• **Your goal**: Give back each line below verbatim.

[Dataset items]
*** Begin section ***

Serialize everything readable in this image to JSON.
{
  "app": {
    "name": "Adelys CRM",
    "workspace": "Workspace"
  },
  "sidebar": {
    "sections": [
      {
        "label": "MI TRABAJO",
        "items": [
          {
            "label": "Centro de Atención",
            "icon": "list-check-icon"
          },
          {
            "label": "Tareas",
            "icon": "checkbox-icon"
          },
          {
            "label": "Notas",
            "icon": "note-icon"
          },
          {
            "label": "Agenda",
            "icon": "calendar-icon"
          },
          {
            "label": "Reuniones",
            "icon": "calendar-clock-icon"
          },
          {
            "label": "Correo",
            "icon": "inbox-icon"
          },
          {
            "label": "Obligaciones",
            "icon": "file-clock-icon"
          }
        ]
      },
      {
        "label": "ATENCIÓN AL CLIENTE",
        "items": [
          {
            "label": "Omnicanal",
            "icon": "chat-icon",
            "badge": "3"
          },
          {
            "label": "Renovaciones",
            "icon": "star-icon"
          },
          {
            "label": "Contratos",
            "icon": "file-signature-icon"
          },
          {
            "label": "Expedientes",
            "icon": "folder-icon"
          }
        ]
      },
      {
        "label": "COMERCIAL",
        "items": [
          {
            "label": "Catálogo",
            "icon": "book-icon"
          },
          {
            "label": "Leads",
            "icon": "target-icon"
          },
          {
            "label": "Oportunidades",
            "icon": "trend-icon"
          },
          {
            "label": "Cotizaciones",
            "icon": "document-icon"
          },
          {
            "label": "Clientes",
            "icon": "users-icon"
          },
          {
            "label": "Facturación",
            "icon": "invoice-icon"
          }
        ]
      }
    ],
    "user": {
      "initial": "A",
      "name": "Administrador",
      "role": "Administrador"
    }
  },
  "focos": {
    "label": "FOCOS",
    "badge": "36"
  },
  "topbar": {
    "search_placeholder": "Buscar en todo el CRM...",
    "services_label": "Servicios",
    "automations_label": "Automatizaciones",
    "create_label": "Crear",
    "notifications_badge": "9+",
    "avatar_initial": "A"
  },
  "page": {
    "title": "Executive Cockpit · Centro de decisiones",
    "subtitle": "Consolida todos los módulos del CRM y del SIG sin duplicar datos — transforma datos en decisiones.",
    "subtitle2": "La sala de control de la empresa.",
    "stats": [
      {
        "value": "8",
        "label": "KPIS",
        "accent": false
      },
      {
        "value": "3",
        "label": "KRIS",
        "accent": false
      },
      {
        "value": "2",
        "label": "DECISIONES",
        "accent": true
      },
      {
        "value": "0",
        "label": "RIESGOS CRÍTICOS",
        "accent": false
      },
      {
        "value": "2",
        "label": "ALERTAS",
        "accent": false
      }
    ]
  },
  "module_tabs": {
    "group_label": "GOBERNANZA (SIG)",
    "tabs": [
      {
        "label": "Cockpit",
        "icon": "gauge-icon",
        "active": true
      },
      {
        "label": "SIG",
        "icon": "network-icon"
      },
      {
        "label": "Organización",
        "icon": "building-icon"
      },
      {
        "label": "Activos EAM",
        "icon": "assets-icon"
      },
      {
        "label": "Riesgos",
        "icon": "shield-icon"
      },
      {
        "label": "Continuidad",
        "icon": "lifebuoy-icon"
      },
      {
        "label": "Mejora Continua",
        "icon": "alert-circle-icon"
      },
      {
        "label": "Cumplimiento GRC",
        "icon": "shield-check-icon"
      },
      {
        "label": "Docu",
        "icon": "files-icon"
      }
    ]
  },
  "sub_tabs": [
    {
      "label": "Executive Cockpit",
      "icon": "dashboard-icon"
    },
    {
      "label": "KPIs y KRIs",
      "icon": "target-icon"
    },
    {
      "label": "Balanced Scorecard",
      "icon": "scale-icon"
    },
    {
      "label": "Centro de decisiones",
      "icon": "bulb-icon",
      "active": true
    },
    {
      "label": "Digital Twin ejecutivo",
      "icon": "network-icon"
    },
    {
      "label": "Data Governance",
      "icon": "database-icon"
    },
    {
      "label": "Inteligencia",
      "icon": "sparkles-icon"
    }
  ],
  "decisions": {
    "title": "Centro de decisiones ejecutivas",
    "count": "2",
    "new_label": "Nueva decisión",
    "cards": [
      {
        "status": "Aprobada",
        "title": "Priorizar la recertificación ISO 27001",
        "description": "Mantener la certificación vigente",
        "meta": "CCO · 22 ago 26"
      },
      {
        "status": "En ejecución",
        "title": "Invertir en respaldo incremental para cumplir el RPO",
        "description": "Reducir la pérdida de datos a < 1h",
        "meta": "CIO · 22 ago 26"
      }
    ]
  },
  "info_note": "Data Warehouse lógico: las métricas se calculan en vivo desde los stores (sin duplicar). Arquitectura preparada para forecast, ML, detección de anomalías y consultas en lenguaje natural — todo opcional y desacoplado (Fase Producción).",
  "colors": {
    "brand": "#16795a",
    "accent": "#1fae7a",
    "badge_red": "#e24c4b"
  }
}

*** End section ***

• **Solution for this task**:
Serialize everything readable in this image to JSON.
{
  "app": {
    "name": "Adelys CRM",
    "workspace": "Workspace"
  },
  "sidebar": {
    "sections": [
      {
        "label": "MI TRABAJO",
        "items": [
          {
            "label": "Centro de Atención",
            "icon": "list-check-icon"
          },
          {
            "label": "Tareas",
            "icon": "checkbox-icon"
          },
          {
            "label": "Notas",
            "icon": "note-icon"
          },
          {
            "label": "Agenda",
            "icon": "calendar-icon"
          },
          {
            "label": "Reuniones",
            "icon": "calendar-clock-icon"
          },
          {
            "label": "Correo",
            "icon": "inbox-icon"
          },
          {
            "label": "Obligaciones",
            "icon": "file-clock-icon"
          }
        ]
      },
      {
        "label": "ATENCIÓN AL CLIENTE",
        "items": [
          {
            "label": "Omnicanal",
            "icon": "chat-icon",
            "badge": "3"
          },
          {
            "label": "Renovaciones",
            "icon": "star-icon"
          },
          {
            "label": "Contratos",
            "icon": "file-signature-icon"
          },
          {
            "label": "Expedientes",
            "icon": "folder-icon"
          }
        ]
      },
      {
        "label": "COMERCIAL",
        "items": [
          {
            "label": "Catálogo",
            "icon": "book-icon"
          },
          {
            "label": "Leads",
            "icon": "target-icon"
          },
          {
            "label": "Oportunidades",
            "icon": "trend-icon"
          },
          {
            "label": "Cotizaciones",
            "icon": "document-icon"
          },
          {
            "label": "Clientes",
            "icon": "users-icon"
          },
          {
            "label": "Facturación",
            "icon": "invoice-icon"
          }
        ]
      }
    ],
    "user": {
      "initial": "A",
      "name": "Administrador",
      "role": "Administrador"
    }
  },
  "focos": {
    "label": "FOCOS",
    "badge": "36"
  },
  "topbar": {
    "search_placeholder": "Buscar en todo el CRM...",
    "services_label": "Servicios",
    "automations_label": "Automatizaciones",
    "create_label": "Crear",
    "notifications_badge": "9+",
    "avatar_initial": "A"
  },
  "page": {
    "title": "Executive Cockpit · Centro de decisiones",
    "subtitle": "Consolida todos los módulos del CRM y del SIG sin duplicar datos — transforma datos en decisiones.",
    "subtitle2": "La sala de control de la empresa.",
    "stats": [
      {
        "value": "8",
        "label": "KPIS",
        "accent": false
      },
      {
        "value": "3",
        "label": "KRIS",
        "accent": false
      },
      {
        "value": "2",
        "label": "DECISIONES",
        "accent": true
      },
      {
        "value": "0",
        "label": "RIESGOS CRÍTICOS",
        "accent": false
      },
      {
        "value": "2",
        "label": "ALERTAS",
        "accent": false
      }
    ]
  },
  "module_tabs": {
    "group_label": "GOBERNANZA (SIG)",
    "tabs": [
      {
        "label": "Cockpit",
        "icon": "gauge-icon",
        "active": true
      },
      {
        "label": "SIG",
        "icon": "network-icon"
      },
      {
        "label": "Organización",
        "icon": "building-icon"
      },
      {
        "label": "Activos EAM",
        "icon": "assets-icon"
      },
      {
        "label": "Riesgos",
        "icon": "shield-icon"
      },
      {
        "label": "Continuidad",
        "icon": "lifebuoy-icon"
      },
      {
        "label": "Mejora Continua",
        "icon": "alert-circle-icon"
      },
      {
        "label": "Cumplimiento GRC",
        "icon": "shield-check-icon"
      },
      {
        "label": "Docu",
        "icon": "files-icon"
      }
    ]
  },
  "sub_tabs": [
    {
      "label": "Executive Cockpit",
      "icon": "dashboard-icon"
    },
    {
      "label": "KPIs y KRIs",
      "icon": "target-icon"
    },
    {
      "label": "Balanced Scorecard",
      "icon": "scale-icon"
    },
    {
      "label": "Centro de decisiones",
      "icon": "bulb-icon",
      "active": true
    },
    {
      "label": "Digital Twin ejecutivo",
      "icon": "network-icon"
    },
    {
      "label": "Data Governance",
      "icon": "database-icon"
    },
    {
      "label": "Inteligencia",
      "icon": "sparkles-icon"
    }
  ],
  "decisions": {
    "title": "Centro de decisiones ejecutivas",
    "count": "2",
    "new_label": "Nueva decisión",
    "cards": [
      {
        "status": "Aprobada",
        "title": "Priorizar la recertificación ISO 27001",
        "description": "Mantener la certificación vigente",
        "meta": "CCO · 22 ago 26"
      },
      {
        "status": "En ejecución",
        "title": "Invertir en respaldo incremental para cumplir el RPO",
        "description": "Reducir la pérdida de datos a < 1h",
        "meta": "CIO · 22 ago 26"
      }
    ]
  },
  "info_note": "Data Warehouse lógico: las métricas se calculan en vivo desde los stores (sin duplicar). Arquitectura preparada para forecast, ML, detección de anomalías y consultas en lenguaje natural — todo opcional y desacoplado (Fase Producción).",
  "colors": {
    "brand": "#16795a",
    "accent": "#1fae7a",
    "badge_red": "#e24c4b"
  }
}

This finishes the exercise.